June 8th, 2008

A considerable part of the new skinning layer of Substance is geared towards enabling writing Swing applications that have UI capabilities of this WPF application designed by frog studio (mentioned a few months ago on this blog):

The required changes have slowly sipped into releases 4.2 and 4.3 of Substance, but were limited due to maintaining as much backwards compatibility as possible. However, the old skinning / theming layer was not up to the challenge, especially considering its deficiencies in handling mixed light / dark skins. This layer has been completely rewritten in version 5.0 (currently under development) and it is now possible to use different skins for different top-level windows (such as frames and dialogs).

To specify a custom skin for the specific top-level window, use the SubstanceLookAndFeel.SKIN_PROPERTY client property and set it on the root pane of that window. To get the skin of the specific control (to provide custom painting that is consistent with how Substance paints core and third-party Swing components), use the SubstanceLookAndFeel.getCurrentSkin(Component) API.

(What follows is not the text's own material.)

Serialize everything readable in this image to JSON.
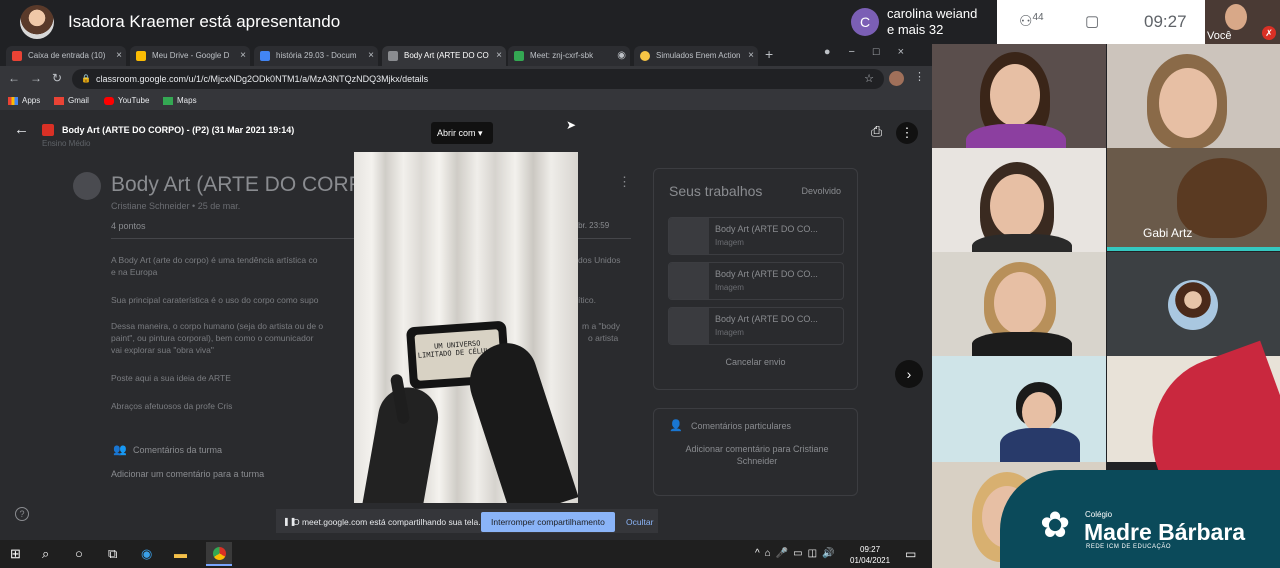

Here is a screenshot that shows an application with twelve top-level frames, each using its own skin (click for the fullsize version):

Note that applications using a single global skin do not incur performance overhead. Applications that use per-window skins do not incur performance overhead as well, but the memory consumption will be higher due to a larger number of cached images.

You’re more than welcome to test the latest development drop of Substance 5 and report any bugs (visual or exceptions) to the project mailing lists, forums on in a private e-mail.